    In a post last December (http://blog.artsusa.org/2011/12/15/are-you-worried-about-your-arts-education-programs-future/) I referenced an assessment tool Merge Education has developed that measures student progress in this way. Developing those skills and abilities is, after all, inherent in good arts education. If we’re doing this as arts educators, then the performance is just one more step along the way.

Leave a Reply

*

ARTSblog holds week-long Blog Salons, a series of posts by guest bloggers, that focus on an overarching theme within a core area of Americans for the Arts' work.

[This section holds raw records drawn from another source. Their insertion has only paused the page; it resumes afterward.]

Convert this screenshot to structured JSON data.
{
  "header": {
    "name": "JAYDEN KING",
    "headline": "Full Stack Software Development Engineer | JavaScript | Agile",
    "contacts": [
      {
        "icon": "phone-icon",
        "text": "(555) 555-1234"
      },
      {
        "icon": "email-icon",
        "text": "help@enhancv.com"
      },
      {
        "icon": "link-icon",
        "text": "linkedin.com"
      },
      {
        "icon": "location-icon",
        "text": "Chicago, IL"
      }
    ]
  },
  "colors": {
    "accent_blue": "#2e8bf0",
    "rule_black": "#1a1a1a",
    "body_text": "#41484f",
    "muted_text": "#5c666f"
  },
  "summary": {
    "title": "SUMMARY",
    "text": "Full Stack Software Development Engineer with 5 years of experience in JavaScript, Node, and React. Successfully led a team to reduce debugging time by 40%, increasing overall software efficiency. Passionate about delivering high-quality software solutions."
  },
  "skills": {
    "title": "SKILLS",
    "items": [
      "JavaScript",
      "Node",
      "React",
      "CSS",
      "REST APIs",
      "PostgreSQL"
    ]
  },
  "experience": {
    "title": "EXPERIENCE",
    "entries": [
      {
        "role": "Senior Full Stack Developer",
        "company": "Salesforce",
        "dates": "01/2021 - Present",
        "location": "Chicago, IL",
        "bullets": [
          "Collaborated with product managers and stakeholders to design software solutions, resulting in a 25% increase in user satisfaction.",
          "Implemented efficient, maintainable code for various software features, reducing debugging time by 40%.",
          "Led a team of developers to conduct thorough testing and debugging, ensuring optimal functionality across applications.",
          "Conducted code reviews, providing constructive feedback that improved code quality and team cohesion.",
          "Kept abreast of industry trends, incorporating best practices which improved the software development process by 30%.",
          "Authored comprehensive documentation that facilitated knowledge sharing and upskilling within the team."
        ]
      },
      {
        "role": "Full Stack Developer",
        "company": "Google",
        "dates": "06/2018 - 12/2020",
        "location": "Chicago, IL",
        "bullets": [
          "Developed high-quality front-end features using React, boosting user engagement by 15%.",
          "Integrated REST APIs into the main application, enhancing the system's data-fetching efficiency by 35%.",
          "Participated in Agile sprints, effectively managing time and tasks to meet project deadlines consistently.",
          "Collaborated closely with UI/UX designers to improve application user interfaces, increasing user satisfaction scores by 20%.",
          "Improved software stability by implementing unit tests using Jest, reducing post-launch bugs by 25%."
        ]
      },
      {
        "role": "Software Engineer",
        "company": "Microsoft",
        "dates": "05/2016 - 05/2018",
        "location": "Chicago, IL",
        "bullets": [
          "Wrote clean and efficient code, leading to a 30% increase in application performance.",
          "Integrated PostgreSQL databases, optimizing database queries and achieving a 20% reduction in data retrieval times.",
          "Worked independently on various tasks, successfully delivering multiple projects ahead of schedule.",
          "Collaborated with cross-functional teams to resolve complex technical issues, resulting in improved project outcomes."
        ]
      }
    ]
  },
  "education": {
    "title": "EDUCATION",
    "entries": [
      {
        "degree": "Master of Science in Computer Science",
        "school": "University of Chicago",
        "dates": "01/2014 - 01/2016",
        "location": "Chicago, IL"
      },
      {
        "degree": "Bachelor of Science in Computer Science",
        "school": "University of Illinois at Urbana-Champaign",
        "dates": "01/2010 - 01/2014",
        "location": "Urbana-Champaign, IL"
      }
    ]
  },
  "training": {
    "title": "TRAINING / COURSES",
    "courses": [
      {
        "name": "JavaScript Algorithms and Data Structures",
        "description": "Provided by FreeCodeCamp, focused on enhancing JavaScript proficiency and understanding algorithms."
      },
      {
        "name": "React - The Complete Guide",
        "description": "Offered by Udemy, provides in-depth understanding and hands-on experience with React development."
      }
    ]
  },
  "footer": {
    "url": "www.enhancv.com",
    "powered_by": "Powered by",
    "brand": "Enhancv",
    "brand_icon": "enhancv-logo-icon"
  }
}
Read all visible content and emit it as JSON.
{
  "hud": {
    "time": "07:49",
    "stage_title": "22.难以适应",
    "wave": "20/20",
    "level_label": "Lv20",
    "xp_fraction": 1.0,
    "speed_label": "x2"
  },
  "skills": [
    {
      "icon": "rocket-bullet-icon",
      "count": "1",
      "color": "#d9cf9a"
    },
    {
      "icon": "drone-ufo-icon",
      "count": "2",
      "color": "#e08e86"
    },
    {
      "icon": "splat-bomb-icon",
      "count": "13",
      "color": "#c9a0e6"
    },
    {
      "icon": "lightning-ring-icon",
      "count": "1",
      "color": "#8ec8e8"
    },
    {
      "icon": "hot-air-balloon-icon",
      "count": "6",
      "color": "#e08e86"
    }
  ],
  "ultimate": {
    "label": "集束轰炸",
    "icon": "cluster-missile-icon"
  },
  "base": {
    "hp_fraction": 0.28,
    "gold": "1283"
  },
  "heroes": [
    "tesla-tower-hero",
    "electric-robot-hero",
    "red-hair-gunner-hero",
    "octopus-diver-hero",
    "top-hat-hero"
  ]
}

Here are links to the most recent Salons:

Arts Education

Teaching Artists

Early Arts Education

Common Core Standards

Quality, Engagement & Partnerships

Emerging Leaders

Charting the Future of the Arts

Taking Communities to the Next Level

New Methods & Models

Public Art

Best Practices

Evaluation

Arts Marketing

Audience Engagement

Winning Audiences

Powered by Community

Animating Democracy

Arts & the Military

Scaling Up Programs & Projects

Social Impact & Evaluation

Humor & Social Change

Private Sector Initatives

Arts & Business Partnerships

Business Models in the Arts

Local Arts Agencies

Cultural Districts

Economic Development

Trends, Collaborations & Audiences

Art in Rural Communities

Alec Baldwin and Nigel Lythgoe talk about the state of the arts in America at Arts Advocacy Day 2012. The acclaimed actor and famed producer discuss arts education and what inspires them.